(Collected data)

-- -- --

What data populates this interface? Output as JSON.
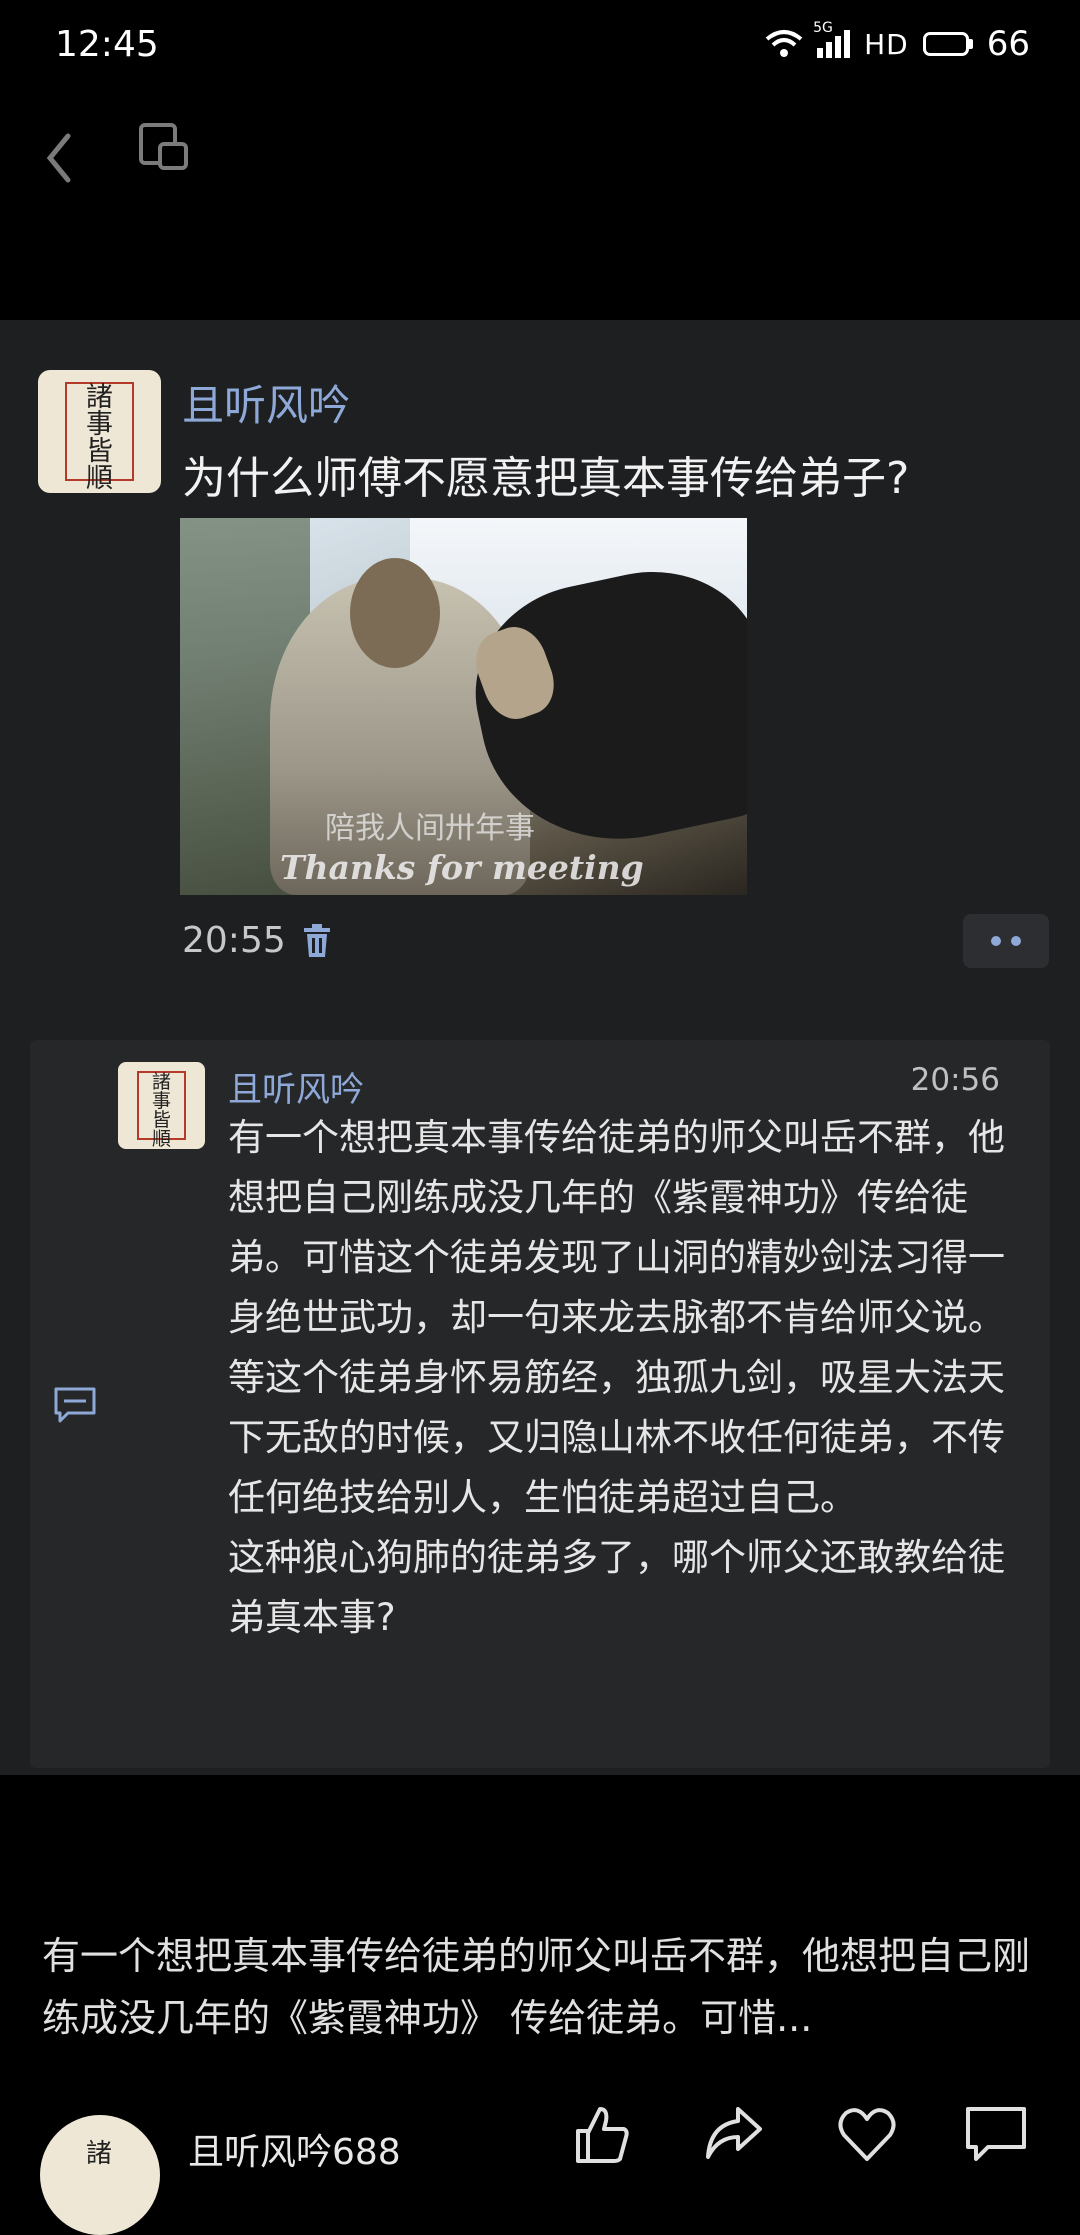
{
  "status_bar": {
    "time": "12:45",
    "network": "5G",
    "hd": "HD",
    "battery": "66"
  },
  "post": {
    "author": "且听风吟",
    "title": "为什么师傅不愿意把真本事传给弟子?",
    "avatar_text": [
      "諸",
      "事",
      "皆",
      "順"
    ],
    "video": {
      "subtitle_cn": "陪我人间卅年事",
      "subtitle_en": "Thanks for meeting"
    },
    "time": "20:55"
  },
  "reply": {
    "author": "且听风吟",
    "time": "20:56",
    "paragraphs": [
      "有一个想把真本事传给徒弟的师父叫岳不群，他想把自己刚练成没几年的《紫霞神功》传给徒弟。可惜这个徒弟发现了山洞的精妙剑法习得一身绝世武功，却一句来龙去脉都不肯给师父说。",
      "等这个徒弟身怀易筋经，独孤九剑，吸星大法天下无敌的时候，又归隐山林不收任何徒弟，不传任何绝技给别人，生怕徒弟超过自己。",
      "这种狼心狗肺的徒弟多了，哪个师父还敢教给徒弟真本事?"
    ]
  },
  "preview": {
    "text": "有一个想把真本事传给徒弟的师父叫岳不群，他想把自己刚练成没几年的《紫霞神功》 传给徒弟。可惜..."
  },
  "bottom": {
    "username": "且听风吟688",
    "avatar_text": "諸"
  },
  "colors": {
    "accent": "#8ea9d8",
    "panel": "#1e1f21",
    "card": "#262729"
  }
}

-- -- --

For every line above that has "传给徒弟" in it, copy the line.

--- Task solution ---
      "有一个想把真本事传给徒弟的师父叫岳不群，他想把自己刚练成没几年的《紫霞神功》传给徒弟。可惜这个徒弟发现了山洞的精妙剑法习得一身绝世武功，却一句来龙去脉都不肯给师父说。",
    "text": "有一个想把真本事传给徒弟的师父叫岳不群，他想把自己刚练成没几年的《紫霞神功》 传给徒弟。可惜..."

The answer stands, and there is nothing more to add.